## [Problem requirements]
Look through the lines below and copy each one that includes "updated".

## [Given records]

.....

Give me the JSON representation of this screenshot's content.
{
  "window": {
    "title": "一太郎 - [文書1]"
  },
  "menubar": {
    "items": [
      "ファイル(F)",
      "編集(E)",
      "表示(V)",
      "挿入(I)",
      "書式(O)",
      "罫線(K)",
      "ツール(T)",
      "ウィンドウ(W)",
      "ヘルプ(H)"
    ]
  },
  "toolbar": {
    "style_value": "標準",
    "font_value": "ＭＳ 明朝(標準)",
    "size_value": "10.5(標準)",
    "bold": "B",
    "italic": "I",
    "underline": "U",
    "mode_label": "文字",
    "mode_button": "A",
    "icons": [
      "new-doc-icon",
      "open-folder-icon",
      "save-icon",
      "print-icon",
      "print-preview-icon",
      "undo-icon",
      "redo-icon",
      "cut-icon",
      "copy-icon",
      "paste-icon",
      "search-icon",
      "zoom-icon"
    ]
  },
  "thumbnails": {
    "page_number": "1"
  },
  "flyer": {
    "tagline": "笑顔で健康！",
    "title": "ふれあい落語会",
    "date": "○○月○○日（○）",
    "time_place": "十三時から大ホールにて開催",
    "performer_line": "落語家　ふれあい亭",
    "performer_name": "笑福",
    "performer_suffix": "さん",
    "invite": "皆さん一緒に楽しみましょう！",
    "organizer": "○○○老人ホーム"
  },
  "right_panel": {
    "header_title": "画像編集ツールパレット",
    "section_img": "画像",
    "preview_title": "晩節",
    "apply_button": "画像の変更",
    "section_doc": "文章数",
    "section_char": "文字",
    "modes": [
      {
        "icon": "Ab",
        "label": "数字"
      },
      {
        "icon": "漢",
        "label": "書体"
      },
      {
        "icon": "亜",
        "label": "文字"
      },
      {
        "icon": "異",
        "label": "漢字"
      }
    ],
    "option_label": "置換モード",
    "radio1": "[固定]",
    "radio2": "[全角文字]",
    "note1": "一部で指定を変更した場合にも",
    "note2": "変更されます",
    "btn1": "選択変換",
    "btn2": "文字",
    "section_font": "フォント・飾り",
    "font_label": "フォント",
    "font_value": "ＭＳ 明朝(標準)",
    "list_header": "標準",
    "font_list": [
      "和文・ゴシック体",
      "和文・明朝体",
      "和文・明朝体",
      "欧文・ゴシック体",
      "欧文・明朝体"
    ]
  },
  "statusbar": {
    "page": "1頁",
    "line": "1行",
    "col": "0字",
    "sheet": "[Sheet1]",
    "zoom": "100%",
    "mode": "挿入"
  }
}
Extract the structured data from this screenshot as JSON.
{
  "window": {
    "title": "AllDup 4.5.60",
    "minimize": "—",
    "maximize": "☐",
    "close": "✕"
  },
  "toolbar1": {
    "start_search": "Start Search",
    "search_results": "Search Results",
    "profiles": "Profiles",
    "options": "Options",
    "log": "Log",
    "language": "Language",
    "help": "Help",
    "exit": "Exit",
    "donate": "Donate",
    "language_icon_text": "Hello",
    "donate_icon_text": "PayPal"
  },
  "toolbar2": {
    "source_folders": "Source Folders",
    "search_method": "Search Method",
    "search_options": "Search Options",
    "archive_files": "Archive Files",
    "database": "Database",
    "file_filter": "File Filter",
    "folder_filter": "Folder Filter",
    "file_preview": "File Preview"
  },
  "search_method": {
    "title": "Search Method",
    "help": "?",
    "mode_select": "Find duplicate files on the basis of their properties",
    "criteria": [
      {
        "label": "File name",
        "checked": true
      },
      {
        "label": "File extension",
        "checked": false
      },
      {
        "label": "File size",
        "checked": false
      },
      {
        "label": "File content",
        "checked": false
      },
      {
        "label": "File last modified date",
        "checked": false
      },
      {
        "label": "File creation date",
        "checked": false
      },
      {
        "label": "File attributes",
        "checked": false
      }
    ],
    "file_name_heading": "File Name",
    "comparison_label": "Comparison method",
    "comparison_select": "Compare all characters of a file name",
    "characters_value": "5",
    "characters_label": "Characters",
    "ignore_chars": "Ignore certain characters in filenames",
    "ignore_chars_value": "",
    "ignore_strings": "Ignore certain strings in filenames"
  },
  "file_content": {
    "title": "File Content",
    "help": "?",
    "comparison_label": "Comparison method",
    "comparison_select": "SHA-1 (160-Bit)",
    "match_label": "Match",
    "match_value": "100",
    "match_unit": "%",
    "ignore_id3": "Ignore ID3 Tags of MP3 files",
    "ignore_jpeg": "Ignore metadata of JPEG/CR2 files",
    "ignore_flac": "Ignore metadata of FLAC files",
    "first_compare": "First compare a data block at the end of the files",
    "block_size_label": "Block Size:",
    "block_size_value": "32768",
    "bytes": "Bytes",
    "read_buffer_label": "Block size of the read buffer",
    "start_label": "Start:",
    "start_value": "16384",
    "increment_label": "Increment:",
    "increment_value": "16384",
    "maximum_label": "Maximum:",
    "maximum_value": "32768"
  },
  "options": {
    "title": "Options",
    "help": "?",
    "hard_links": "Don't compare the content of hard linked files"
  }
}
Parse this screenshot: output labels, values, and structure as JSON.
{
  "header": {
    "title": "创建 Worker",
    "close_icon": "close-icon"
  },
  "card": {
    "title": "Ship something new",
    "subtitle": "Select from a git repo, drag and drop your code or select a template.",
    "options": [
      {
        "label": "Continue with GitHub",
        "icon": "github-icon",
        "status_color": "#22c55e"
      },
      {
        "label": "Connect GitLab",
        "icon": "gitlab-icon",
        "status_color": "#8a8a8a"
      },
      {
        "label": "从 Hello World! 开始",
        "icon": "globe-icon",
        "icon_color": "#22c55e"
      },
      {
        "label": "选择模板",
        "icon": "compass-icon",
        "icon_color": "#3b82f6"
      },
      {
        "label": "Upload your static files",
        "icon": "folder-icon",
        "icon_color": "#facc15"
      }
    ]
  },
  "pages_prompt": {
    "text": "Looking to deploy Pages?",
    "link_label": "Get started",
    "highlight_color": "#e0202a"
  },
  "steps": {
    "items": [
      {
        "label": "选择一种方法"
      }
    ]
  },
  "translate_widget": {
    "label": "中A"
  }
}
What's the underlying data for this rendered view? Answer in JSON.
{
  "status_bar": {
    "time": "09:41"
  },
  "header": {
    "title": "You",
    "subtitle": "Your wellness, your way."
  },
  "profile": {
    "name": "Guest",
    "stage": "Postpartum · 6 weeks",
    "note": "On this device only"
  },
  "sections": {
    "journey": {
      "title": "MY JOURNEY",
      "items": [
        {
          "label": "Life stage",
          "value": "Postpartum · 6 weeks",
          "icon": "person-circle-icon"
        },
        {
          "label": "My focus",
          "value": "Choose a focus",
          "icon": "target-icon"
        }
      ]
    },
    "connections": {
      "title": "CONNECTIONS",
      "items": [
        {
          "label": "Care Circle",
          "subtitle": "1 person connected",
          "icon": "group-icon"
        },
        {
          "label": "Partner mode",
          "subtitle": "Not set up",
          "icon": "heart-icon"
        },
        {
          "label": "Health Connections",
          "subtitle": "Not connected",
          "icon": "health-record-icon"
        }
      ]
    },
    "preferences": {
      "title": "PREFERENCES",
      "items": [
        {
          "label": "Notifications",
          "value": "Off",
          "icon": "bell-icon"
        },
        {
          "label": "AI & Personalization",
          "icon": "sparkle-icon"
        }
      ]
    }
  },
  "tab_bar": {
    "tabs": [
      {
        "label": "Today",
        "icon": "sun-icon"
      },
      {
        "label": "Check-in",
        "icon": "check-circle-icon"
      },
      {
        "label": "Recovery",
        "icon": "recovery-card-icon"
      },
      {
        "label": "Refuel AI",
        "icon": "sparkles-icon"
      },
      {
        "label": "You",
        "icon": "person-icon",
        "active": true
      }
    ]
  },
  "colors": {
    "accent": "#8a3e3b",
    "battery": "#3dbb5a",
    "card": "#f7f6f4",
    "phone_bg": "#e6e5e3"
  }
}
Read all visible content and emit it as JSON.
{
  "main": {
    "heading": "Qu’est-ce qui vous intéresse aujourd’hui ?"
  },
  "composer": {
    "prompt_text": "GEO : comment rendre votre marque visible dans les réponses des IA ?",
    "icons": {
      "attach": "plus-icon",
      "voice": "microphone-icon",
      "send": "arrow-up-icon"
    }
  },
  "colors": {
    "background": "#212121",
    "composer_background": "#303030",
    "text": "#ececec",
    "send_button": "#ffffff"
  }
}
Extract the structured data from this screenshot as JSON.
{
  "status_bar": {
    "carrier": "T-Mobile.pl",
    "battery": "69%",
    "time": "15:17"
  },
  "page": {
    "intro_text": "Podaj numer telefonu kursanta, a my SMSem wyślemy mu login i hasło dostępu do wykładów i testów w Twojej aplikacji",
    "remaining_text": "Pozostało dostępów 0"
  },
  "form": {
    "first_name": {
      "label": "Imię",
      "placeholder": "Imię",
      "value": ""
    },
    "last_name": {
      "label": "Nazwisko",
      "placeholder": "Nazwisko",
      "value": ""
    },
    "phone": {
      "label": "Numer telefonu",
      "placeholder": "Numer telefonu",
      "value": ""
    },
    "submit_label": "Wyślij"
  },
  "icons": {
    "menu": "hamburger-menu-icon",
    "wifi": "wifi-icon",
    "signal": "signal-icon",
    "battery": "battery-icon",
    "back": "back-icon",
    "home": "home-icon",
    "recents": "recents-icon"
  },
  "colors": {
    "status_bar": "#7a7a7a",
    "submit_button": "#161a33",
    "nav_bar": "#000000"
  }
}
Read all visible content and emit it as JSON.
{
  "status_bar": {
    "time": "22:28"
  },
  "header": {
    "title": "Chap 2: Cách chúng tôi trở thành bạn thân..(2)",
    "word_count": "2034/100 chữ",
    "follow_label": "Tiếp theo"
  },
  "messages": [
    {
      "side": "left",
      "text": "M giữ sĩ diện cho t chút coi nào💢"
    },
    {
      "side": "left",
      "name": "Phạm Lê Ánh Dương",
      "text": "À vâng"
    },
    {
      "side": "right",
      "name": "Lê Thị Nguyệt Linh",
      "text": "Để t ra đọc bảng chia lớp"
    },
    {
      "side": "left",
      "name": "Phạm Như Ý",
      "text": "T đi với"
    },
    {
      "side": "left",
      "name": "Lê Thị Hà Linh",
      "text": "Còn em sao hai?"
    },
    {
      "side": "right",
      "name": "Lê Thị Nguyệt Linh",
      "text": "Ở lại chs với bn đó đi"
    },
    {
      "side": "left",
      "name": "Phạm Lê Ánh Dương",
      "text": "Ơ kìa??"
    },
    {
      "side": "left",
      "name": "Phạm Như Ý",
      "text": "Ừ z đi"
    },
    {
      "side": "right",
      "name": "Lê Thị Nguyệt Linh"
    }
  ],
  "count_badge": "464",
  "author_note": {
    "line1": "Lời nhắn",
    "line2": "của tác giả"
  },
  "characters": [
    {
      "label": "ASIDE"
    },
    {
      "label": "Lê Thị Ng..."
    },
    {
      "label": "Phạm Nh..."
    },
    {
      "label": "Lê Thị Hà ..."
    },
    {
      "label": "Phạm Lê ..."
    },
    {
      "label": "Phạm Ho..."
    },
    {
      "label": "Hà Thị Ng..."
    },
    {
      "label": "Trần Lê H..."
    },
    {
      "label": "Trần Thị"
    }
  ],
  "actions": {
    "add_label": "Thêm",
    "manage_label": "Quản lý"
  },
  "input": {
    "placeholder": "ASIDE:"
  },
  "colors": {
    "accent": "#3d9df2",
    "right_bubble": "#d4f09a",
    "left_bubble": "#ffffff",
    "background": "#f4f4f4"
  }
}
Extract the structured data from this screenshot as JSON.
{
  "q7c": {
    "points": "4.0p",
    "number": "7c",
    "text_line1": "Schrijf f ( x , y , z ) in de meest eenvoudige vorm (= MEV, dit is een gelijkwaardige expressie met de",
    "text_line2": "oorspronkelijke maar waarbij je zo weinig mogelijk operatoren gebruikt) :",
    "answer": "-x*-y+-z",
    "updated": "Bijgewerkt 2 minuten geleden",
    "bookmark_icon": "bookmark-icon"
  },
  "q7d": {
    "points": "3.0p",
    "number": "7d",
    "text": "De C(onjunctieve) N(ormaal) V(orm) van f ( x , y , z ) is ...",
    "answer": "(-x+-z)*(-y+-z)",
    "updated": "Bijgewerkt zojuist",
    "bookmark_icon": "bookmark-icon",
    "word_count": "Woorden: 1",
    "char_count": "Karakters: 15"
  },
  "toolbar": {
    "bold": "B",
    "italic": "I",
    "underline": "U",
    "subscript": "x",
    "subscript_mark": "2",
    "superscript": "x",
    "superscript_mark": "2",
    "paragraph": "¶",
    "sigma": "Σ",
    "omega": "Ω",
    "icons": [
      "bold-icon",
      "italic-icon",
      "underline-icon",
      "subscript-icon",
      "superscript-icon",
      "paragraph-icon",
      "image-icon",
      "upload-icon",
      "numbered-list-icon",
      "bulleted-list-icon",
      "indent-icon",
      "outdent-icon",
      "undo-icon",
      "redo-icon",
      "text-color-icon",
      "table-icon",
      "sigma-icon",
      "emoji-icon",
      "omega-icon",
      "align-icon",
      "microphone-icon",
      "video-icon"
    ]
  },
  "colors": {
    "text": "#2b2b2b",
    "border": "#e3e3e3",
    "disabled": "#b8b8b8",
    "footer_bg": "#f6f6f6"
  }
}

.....

## [Response to this task]
    "updated": "Bijgewerkt 2 minuten geleden",
    "updated": "Bijgewerkt zojuist",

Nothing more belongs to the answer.